Fabrizio Fidati tests a temperature-sensitive prosthetic arm.

EPFL Calet

A man whose right arm was amputated below the elbow has been able to sense heat and cold in his missing hand using a prosthetic arm modified with thermal sensors.

After amputation, some people may still feel a sense of touch and pain in their missing arm or leg, known as a phantom limb. Sometimes, these sensations may originate from nerve endings in the residual upper limb.

The prosthesis works by applying heat or cold to the skin of the upper arm at specific locations, which creates a thermal sensation in the phantom’s hand.

“In previous research, we’ve shown the presence of these spots in the majority of patients we’ve treated,” he says. Solomon Shakur at the Swiss Federal Institute of Technology in Lausanne.

First, Shukur and his colleagues mapped spots on study participant Fabrizio Fadati’s upper arm that generated sensations in different parts of his phantom hand. Then they adapted his existing prosthetic hand and socket with sensors and devices that can be heated or cooled, called thermods.
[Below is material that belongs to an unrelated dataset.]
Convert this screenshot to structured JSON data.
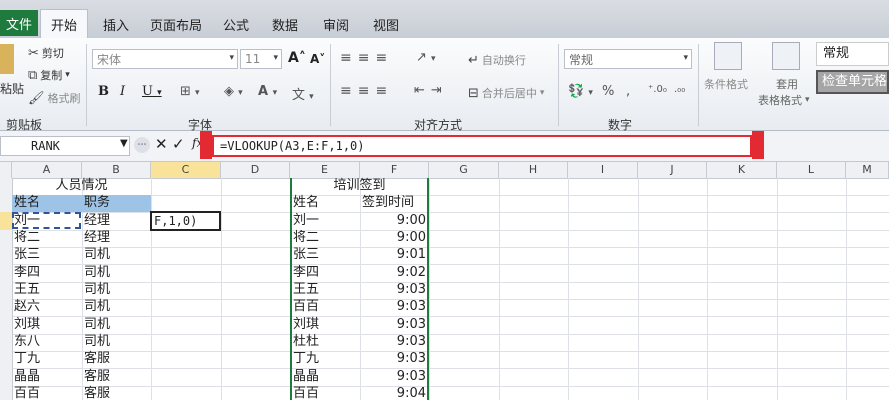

Tests show that Fidati can identify hot, cold or ambient temperature bottles with 100 percent accuracy by touching them with his modified prosthetics. When the thermal sensor was turned off in the synthetic, its accuracy dropped to one-third.

The prosthesis also allowed Fadati to successfully distinguish, while blindfolded, glass, copper and plastic from touch with just over two-thirds of the accuracy – just like his uninjured left hand. It’s like

In a separate study published recently, Shukur and his colleagues showed that amputees using a temperature-sensitive prosthesis It can detect whether objects are wet or dry.

“We could give the amputated babies a sense of humidity and … they were just as good at detecting different levels of humidity as they were with their hands,” Shukur says.

Omid Kavihi The University of Sydney, Australia, says the research could one day have applications beyond artificial objects, such as giving robots a greater range of physical sensations.

“This is extraordinarily important work,” he says. However, he cautions that this was not a clinical trial and wonders how well the technology will work in the real world, where hot and cold weather abounds.

“I would like to see how the device performs in a hot and humid place like Singapore,” says Kavihi.